● Data about app and page elements:
-- -- --

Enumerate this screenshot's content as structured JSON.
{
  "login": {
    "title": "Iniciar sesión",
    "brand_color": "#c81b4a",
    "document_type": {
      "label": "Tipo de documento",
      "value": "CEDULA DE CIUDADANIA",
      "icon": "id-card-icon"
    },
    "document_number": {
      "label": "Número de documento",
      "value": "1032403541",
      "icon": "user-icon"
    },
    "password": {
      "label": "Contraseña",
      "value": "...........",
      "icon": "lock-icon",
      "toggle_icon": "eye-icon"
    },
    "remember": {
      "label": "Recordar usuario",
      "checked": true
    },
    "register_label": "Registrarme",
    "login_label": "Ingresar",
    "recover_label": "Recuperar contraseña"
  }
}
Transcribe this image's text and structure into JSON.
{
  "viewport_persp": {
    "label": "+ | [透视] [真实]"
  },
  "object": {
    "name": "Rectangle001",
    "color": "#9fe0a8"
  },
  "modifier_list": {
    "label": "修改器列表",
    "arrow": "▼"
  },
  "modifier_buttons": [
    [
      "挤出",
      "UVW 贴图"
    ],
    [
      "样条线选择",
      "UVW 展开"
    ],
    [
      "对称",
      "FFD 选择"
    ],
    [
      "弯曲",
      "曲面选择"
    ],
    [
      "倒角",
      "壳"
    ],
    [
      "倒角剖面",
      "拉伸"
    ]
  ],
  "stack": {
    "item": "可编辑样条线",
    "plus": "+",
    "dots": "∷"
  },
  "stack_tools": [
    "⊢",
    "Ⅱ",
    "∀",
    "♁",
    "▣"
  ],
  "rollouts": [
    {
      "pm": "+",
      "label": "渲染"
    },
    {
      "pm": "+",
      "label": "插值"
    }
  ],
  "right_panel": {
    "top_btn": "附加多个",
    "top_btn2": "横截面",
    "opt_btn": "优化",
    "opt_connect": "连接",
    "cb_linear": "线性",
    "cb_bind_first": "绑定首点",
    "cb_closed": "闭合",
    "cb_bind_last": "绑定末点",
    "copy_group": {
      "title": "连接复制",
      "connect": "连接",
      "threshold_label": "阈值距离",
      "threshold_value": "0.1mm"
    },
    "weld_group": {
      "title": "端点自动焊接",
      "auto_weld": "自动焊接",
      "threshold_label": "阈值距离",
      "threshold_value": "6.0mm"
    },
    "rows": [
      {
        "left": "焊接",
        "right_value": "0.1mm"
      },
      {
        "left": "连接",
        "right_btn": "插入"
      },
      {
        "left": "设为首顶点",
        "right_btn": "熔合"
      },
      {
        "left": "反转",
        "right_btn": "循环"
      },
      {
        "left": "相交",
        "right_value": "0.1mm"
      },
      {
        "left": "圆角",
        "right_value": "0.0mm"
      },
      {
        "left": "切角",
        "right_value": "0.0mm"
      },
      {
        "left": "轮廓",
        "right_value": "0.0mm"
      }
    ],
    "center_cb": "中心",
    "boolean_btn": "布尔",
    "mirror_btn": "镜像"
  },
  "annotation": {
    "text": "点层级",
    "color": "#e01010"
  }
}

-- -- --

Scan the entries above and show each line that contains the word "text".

● Finished exercise:
Transcribe this image's text and structure into JSON.
    "text": "点层级",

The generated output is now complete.